## [Exercise brief]
Wherever the word "this" turns up in a line of the entries, copy that line.

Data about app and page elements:
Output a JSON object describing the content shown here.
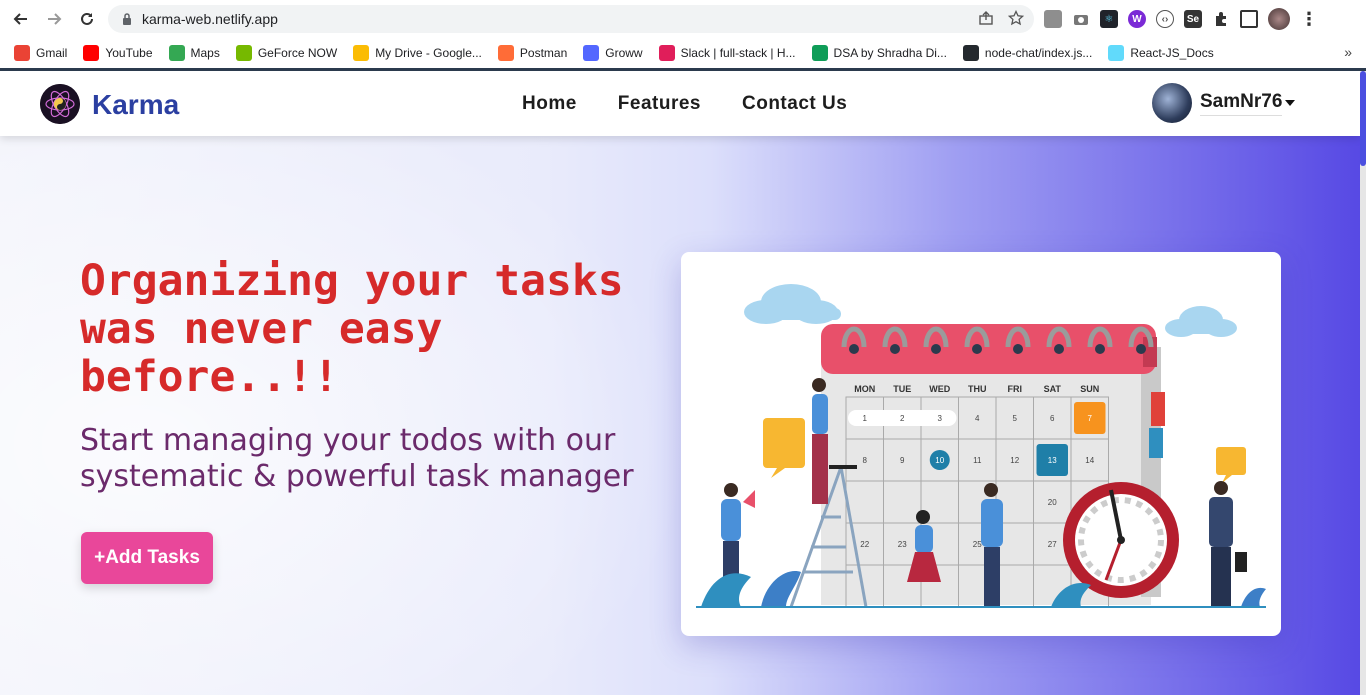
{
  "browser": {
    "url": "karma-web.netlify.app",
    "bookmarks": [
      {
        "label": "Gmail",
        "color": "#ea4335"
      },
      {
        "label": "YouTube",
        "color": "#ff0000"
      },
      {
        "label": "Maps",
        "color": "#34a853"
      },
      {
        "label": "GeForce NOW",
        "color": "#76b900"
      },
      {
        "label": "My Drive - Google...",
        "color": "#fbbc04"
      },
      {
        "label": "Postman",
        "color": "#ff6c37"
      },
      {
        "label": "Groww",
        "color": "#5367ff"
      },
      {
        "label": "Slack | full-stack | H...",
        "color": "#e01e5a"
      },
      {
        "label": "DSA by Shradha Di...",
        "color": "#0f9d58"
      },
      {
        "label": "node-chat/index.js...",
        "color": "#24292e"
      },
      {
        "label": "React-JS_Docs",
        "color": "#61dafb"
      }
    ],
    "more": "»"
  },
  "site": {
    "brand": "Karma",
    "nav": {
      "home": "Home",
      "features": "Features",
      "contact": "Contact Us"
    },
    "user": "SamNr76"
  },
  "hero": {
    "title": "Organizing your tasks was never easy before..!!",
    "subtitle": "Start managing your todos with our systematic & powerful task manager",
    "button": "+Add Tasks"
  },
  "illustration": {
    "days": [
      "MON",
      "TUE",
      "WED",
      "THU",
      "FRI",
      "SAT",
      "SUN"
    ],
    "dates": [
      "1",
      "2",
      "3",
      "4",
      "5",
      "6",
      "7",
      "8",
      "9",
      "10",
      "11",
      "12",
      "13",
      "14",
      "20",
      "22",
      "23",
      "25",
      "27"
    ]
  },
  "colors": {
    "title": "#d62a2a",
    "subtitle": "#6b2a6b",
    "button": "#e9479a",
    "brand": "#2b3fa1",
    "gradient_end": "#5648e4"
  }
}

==

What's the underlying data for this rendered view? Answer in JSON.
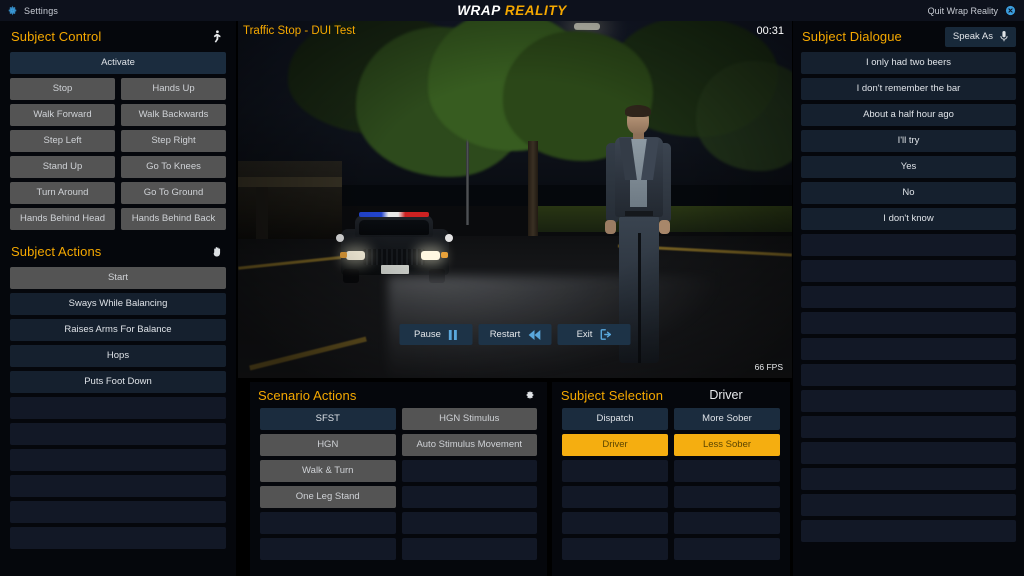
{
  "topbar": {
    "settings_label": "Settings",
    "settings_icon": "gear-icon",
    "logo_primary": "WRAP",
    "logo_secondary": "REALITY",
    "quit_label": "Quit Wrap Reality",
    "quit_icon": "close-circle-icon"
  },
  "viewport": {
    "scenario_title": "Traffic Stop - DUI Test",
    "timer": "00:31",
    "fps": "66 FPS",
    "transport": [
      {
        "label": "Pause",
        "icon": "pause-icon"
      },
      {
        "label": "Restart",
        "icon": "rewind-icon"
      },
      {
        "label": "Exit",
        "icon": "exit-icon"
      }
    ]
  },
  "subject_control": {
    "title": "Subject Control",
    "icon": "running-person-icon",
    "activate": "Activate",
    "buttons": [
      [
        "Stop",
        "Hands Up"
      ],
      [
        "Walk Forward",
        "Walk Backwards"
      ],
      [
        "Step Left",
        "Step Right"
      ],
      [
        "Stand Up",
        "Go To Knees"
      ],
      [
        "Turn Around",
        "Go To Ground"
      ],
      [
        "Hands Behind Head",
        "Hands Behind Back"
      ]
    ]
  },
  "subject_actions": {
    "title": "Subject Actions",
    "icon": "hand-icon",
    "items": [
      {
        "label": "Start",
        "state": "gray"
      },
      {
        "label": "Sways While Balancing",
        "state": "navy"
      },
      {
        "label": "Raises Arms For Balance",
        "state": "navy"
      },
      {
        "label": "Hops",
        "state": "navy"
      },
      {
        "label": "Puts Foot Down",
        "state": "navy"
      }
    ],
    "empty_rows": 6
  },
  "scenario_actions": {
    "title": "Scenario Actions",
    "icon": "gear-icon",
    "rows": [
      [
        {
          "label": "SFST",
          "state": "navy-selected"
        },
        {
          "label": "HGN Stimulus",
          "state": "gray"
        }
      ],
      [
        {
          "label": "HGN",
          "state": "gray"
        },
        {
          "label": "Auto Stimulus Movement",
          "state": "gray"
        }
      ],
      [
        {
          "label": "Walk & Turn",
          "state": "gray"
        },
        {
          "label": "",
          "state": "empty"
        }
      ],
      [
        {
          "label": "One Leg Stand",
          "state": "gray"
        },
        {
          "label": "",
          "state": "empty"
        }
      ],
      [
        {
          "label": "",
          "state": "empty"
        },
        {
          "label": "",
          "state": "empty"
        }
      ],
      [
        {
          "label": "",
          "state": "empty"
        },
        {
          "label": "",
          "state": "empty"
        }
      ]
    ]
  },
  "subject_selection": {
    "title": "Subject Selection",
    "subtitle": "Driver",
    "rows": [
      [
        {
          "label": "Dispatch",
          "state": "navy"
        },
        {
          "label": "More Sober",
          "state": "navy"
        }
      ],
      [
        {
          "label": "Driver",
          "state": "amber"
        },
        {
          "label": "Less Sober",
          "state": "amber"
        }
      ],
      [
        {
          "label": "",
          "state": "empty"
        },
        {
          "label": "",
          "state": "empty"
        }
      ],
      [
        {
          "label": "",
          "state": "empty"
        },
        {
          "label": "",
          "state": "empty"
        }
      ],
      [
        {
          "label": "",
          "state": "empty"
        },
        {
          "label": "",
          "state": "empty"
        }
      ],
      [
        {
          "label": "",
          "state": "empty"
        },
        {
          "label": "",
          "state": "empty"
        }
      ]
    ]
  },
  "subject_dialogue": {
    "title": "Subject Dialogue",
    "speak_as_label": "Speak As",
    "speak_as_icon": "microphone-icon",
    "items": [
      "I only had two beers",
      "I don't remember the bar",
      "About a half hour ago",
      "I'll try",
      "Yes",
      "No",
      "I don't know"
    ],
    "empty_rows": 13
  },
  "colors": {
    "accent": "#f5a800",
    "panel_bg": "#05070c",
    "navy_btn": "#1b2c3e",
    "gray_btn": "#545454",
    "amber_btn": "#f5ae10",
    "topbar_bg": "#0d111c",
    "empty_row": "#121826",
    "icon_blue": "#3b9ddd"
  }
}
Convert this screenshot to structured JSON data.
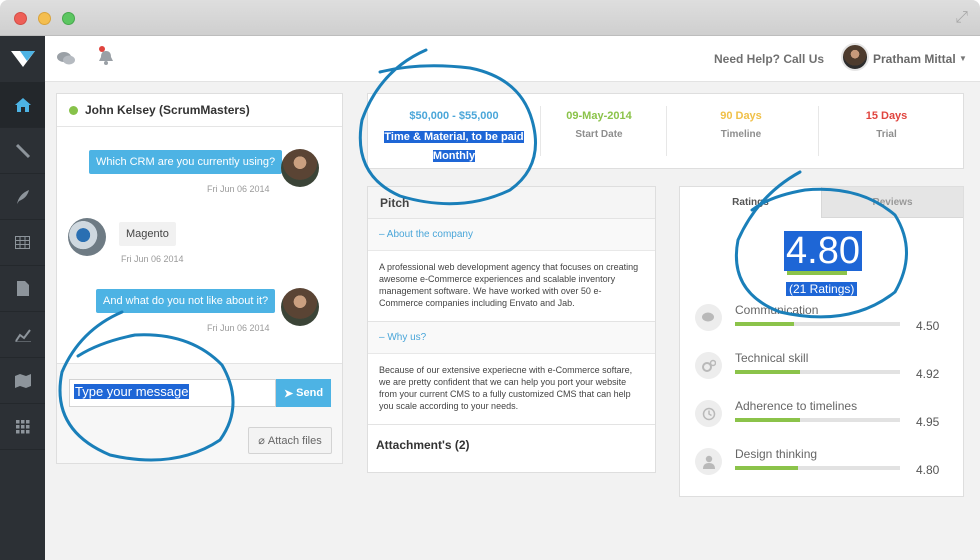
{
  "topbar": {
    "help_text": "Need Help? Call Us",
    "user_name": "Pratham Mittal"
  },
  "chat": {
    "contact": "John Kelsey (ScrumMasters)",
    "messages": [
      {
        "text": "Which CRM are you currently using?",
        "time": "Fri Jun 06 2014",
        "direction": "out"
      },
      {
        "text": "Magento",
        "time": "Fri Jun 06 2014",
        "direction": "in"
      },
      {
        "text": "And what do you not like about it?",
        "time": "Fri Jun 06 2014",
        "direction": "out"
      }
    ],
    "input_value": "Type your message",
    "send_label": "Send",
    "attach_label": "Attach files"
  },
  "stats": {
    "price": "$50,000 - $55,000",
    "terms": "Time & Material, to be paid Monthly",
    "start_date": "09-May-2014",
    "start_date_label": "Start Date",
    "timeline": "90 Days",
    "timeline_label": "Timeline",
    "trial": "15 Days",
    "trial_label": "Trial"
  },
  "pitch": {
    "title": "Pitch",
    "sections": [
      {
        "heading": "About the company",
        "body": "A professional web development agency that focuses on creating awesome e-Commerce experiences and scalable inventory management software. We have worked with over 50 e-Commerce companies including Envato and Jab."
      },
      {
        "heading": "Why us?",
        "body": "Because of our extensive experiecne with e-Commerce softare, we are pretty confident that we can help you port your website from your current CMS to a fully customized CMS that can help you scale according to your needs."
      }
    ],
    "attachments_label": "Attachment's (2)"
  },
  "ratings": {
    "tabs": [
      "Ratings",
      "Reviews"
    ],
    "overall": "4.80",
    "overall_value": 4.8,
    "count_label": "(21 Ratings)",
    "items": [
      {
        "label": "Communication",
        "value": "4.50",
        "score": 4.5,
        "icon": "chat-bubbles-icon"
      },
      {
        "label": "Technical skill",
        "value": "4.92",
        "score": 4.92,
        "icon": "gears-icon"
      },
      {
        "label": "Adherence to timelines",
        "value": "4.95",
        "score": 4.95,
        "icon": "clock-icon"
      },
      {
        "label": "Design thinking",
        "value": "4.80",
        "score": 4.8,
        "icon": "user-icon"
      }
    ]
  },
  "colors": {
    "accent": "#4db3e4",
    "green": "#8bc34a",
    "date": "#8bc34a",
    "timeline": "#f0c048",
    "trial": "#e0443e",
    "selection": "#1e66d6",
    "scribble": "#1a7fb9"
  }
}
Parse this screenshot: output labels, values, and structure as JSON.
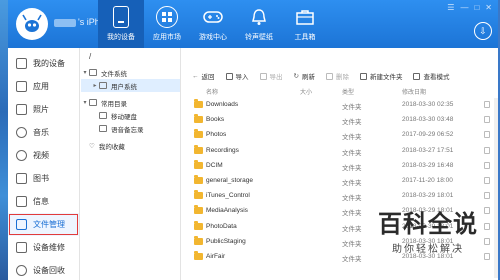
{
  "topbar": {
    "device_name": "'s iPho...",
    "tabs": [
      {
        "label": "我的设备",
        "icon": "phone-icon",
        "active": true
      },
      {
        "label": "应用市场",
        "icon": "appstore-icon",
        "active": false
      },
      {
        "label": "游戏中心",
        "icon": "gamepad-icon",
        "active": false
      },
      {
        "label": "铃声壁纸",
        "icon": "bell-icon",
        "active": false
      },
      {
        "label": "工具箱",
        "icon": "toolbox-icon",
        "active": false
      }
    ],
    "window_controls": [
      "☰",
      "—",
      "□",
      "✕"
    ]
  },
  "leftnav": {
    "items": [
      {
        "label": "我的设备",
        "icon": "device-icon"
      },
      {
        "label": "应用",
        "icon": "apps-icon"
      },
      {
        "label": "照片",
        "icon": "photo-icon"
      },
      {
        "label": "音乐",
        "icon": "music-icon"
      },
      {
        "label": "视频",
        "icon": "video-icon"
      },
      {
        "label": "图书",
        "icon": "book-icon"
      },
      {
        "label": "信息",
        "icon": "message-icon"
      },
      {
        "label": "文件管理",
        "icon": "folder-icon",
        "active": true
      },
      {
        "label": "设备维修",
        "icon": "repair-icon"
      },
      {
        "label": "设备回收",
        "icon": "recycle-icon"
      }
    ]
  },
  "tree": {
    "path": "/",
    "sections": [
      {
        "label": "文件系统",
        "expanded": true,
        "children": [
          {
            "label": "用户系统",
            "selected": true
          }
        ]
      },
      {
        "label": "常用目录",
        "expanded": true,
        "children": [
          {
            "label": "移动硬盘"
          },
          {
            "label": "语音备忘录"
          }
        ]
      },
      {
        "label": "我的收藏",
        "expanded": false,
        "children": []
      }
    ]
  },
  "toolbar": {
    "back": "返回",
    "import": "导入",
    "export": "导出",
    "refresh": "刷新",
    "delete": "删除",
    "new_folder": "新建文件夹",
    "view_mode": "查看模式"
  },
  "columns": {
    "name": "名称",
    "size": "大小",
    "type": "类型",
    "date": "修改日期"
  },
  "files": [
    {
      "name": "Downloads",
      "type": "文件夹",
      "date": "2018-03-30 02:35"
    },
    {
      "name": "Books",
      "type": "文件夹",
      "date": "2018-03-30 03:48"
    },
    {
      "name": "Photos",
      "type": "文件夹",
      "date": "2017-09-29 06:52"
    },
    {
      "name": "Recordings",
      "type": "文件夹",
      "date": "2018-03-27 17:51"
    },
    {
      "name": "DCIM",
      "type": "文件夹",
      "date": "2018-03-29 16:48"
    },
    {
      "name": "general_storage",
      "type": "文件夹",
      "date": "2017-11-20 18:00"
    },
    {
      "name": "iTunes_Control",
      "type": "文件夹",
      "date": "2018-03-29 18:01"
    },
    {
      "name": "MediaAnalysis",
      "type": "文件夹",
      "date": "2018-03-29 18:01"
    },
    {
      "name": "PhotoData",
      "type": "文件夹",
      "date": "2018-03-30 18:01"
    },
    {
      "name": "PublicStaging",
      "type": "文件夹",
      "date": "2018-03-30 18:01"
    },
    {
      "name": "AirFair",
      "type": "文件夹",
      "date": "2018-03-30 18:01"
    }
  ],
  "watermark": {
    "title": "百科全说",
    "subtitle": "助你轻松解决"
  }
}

## [Exercise output]
What's the underlying data for this rendered view? Answer in JSON.
Convert this screenshot to structured JSON data.
Parse this screenshot: output labels, values, and structure as JSON.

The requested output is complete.